Justice for Local Communities Requires Trust
I had a realization recently. It came during my trip to Copenhagen after years of working in the Asia - Pacific region: local communities in many Asia - Pacific countries are trusted less than travelers in Copenhagen. In Copenhagen, although everyone is expected to have a ticket while using the public transportation system, nobody is required to go through the process of actually showing their ticket to enter a train or metro. Copenhagen is not an exception; it can be seen in many other locations as well!
Ironically, while people, including outsiders, are trusted in one part of the world, local communities in another part of the world who have conserved and managed forests for generations are asked to go through several processes that are complex and costly before they can benefit from their forests.
As a member of The Center for People and Forests (RECOFTC), I work with and for local communities in the Asia - Pacific region who try to manage their forests sustainably. In the region, mainly South and Southeast Asia, I engage in research to identify the support needed by local communities and stakeholders to effectively manage forests and benefit from them. One of our consistent finding, which I recently shared at the Timber Legality Research Symposium in Copenhagen, is that local communities are required to put so much effort if they are to legally harvest timber from their forests and sell it to markets.
As I said in my presentation, the forest stays, if it pays
This difficulty starts from the very first step-- to get the land/forest tenure certificate. In order to get the certificate, local communities often need approval from various government agencies. For example, in Myanmar, if local communities want to manage forests legally classified as public forests, then they need approval from the Agricultural Land Management and Statistics Department in addition to Forest Department,which is the authorized government agency that facilitates the community forest handover process. It doesn’t stop there. After this they need to prepare a management plan that requires a deeply technical and complex process.
And Myanmar is not the only country that requires this. It is one reason why many community forest user groups in Nepal paid more than their total annual income to technicians that undertake the technical services required for these processes. Communities need to go through these processes every five to ten years. Unable to do so due to financial restrictions, as well as other issues that will soon be discussed, approximately a third of the 22,000 community forestry user groups were estimated to not have the required management plans, thus placing their legal status on hold.

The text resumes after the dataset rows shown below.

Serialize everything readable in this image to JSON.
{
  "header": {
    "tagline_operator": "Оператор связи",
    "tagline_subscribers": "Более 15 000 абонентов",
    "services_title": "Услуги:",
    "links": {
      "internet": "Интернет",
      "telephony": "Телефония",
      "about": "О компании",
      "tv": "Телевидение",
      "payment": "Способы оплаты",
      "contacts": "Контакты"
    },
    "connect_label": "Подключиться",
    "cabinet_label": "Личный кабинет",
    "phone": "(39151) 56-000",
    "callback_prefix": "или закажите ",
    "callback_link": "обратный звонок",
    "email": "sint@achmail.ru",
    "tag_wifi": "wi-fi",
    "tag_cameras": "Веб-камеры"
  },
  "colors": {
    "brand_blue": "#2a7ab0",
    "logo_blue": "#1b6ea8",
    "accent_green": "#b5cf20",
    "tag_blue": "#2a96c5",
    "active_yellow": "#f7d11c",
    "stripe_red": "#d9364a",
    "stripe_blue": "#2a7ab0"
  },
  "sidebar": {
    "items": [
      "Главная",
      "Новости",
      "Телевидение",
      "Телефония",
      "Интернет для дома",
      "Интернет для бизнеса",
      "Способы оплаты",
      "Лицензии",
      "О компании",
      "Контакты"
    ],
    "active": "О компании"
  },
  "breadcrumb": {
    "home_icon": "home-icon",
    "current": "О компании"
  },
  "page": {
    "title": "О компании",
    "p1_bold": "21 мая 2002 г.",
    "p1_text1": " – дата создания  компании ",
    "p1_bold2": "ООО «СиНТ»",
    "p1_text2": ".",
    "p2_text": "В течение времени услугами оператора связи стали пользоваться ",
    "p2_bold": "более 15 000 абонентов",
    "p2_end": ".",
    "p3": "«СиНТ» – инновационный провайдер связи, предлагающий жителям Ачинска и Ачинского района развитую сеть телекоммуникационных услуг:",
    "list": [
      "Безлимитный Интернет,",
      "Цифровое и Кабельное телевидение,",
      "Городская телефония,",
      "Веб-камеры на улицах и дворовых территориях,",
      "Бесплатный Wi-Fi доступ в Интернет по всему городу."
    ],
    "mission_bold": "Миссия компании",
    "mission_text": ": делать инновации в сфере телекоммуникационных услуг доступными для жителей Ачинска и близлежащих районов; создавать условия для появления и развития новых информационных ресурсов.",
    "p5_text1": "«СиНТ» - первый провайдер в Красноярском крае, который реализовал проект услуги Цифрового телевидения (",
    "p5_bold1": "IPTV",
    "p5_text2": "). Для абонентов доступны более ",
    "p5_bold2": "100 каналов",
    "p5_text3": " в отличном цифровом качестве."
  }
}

Furthermore, the approved management plan does not guarantee that local communities will get fair benefits. In many countries, including Thailand, local communities are not allowed to harvest timber from the forests they managed. In other countries where they are allowed, like Nepal, they need to go through another long process. On the top of the aforementioned process, they need to go through a series of checks and approvals that require them to prepare a large number of documents and make frequent trips to the forestry offices. The process has massive implications for cost, as is reported in a study conducted by my colleagues, which makes buying timber from community forests less attractive to the traders due to associated high transactional cost and the complex processes of getting permits.
Again, the local communities are the ones who unfairly suffered. They received less than a quarter of the timber price offered in the market.
As I said in my presentation, the forest stays, if it pays. This is our observation at RECOFTC after more than than three decades working on community forestry in the region. One pattern that is consistent across the countries that are currently increasing forest area (natural or planted) is the presence of programs that formalize local communities’ rights to manage forests. While this is encouraging, more is needed given the rapid changes in how land is used, particularly where forests face severe competition with rapidly expanding non-forestry sectors. In the context of a society that considers economics as being the most influential factor in land use decisions, anyone with common sense can tell you that forest management needs to be equally attractive (financially) for it to be sustainable, let alone increase. This is particularly true in the agricultural sector, which is reported to encroach the most on forest area (this was also highlighted in the Copenhagen FLARE conference which I attended and is nicely summarized in this blog).
This means that community forests in Asia-Pacific could be one of the best entry points for improving the forestry sector’s attractiveness. It is not only for the reason that local communities (including smallholders) manage nearly a third of total forest area in the region as per a study by Food and Agriculture Organization of United Nations, but also because they help achieve many of the Sustainable Development Goals highlighted in this blog. It is also instrumental to achieve the commitments of many national governments (see here for ASEAN countries).
And finally, it is also a matter of justice to local communities who despite managing forests for generations face many barriers to fairly benefit from it.
So, many questions still remain. If that level of trust could be bestowed to an outsider in Copenhagen, then why can it not be bestowed to the people who deserve to benefit from the forests they have conserved and managed for generations? Why can’t they be allowed to harvest and sell timber using their control system like the transportation system in Copenhagen relied on the ethical consideration of people?
What about the punishment? If travelers in the Copenhagen public transport system are traveling without a valid ticket (which is checked by random), then they are punished only after they do so. And what about bureaucrats and politicians who are only punished after they partake in corrupt acts and decisions? If this is the case, then why can’t we do so for local communities who are conserving and managing their forests? Isn’t it wrong that they need to provide all the information that shows they are doing it perfectly (oftentimes at their own cost) even before they can move forward?
They are the one who need the forests the most and protect it for all. Let’s join hands to address this injustice.